Jim Macnamara


Voice and communication are seen as largely synonymous in social theory, democratic political theory, media studies and in more than 600 human communication theories that have been identified. That is to say, voice is normatively conceptualised as dialogic and communicative, not simply seen as speaking. However, in the context of organisations and organisation-public relationships (OPR), which are extensive in industrialised and institutionalised societies, research indicates that voice and communication are predominantly enacted as speaking. A pilot study reported in this article indicates that allegedly communicative functions including public relations, involve considerable and often massive resources devoted to creating an architecture of speaking and doing the work of speaking on behalf of organisations including government departments and agencies, corporations, and institutions. Conversely, this research raises serious questions about the extent to which organisations listen to those who seek to engage with them. Further, it suggests that organisations cannot effectively listen unless they have an architecture of listening or do the work of listening, and identifies cultural, structural, political and technological components to create this vital missing element in public communication and the public sphere.

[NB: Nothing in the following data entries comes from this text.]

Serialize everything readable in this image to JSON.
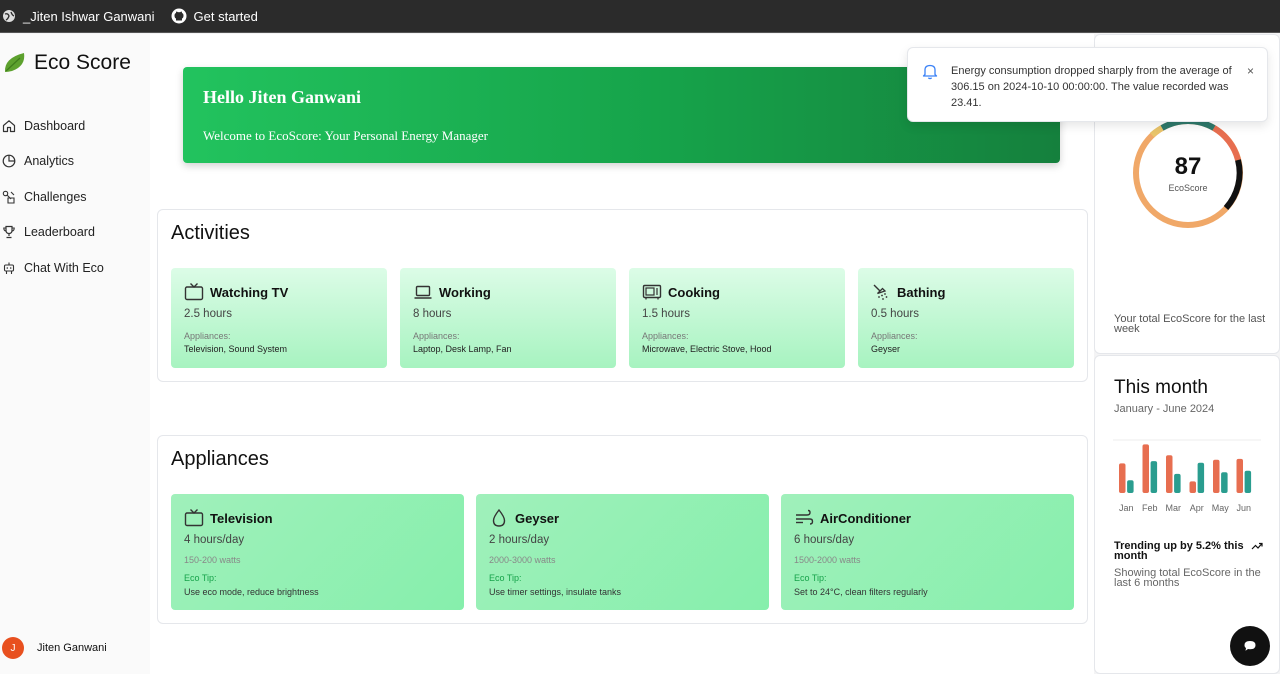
{
  "topbar": {
    "profile_label": "_Jiten Ishwar Ganwani",
    "github_label": "Get started"
  },
  "sidebar": {
    "brand": "Eco Score",
    "items": [
      {
        "label": "Dashboard",
        "icon": "home-icon"
      },
      {
        "label": "Analytics",
        "icon": "pie-chart-icon"
      },
      {
        "label": "Challenges",
        "icon": "puzzle-icon"
      },
      {
        "label": "Leaderboard",
        "icon": "trophy-icon"
      },
      {
        "label": "Chat With Eco",
        "icon": "robot-icon"
      }
    ],
    "user": {
      "initial": "J",
      "name": "Jiten Ganwani"
    }
  },
  "hero": {
    "title": "Hello Jiten Ganwani",
    "subtitle": "Welcome to EcoScore: Your Personal Energy Manager"
  },
  "activities": {
    "title": "Activities",
    "appliances_label": "Appliances:",
    "items": [
      {
        "name": "Watching TV",
        "hours": "2.5 hours",
        "appliances": "Television, Sound System",
        "icon": "tv-icon"
      },
      {
        "name": "Working",
        "hours": "8 hours",
        "appliances": "Laptop, Desk Lamp, Fan",
        "icon": "laptop-icon"
      },
      {
        "name": "Cooking",
        "hours": "1.5 hours",
        "appliances": "Microwave, Electric Stove, Hood",
        "icon": "microwave-icon"
      },
      {
        "name": "Bathing",
        "hours": "0.5 hours",
        "appliances": "Geyser",
        "icon": "shower-icon"
      }
    ]
  },
  "appliances": {
    "title": "Appliances",
    "tip_label": "Eco Tip:",
    "items": [
      {
        "name": "Television",
        "usage": "4 hours/day",
        "watts": "150-200 watts",
        "tip": "Use eco mode, reduce brightness",
        "icon": "tv-icon"
      },
      {
        "name": "Geyser",
        "usage": "2 hours/day",
        "watts": "2000-3000 watts",
        "tip": "Use timer settings, insulate tanks",
        "icon": "droplet-icon"
      },
      {
        "name": "AirConditioner",
        "usage": "6 hours/day",
        "watts": "1500-2000 watts",
        "tip": "Set to 24°C, clean filters regularly",
        "icon": "wind-icon"
      }
    ]
  },
  "ecoscore": {
    "value": "87",
    "label": "EcoScore",
    "description": "Your total EcoScore for the last week"
  },
  "month": {
    "title": "This month",
    "range": "January - June 2024",
    "trend": "Trending up by 5.2% this month",
    "trend_sub": "Showing total EcoScore in the last 6 months"
  },
  "toast": {
    "message": "Energy consumption dropped sharply from the average of 306.15 on 2024-10-10 00:00:00. The value recorded was 23.41.",
    "close": "×"
  },
  "chart_data": {
    "type": "bar",
    "categories": [
      "Jan",
      "Feb",
      "Mar",
      "Apr",
      "May",
      "Jun"
    ],
    "series": [
      {
        "color": "#e76e50",
        "values": [
          186,
          305,
          237,
          73,
          209,
          214
        ]
      },
      {
        "color": "#2a9d8f",
        "values": [
          80,
          200,
          120,
          190,
          130,
          140
        ]
      }
    ],
    "ylim": [
      0,
      320
    ]
  }
}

voice, listening, speaking, public relations, engagement, work of listening, architecture of listening

Full Text:



  • There are currently no refbacks.

Creative Commons License
This work is licensed under a Creative Commons Attribution 4.0 International License.

The University of Newcastle
ISSN - 1839-8227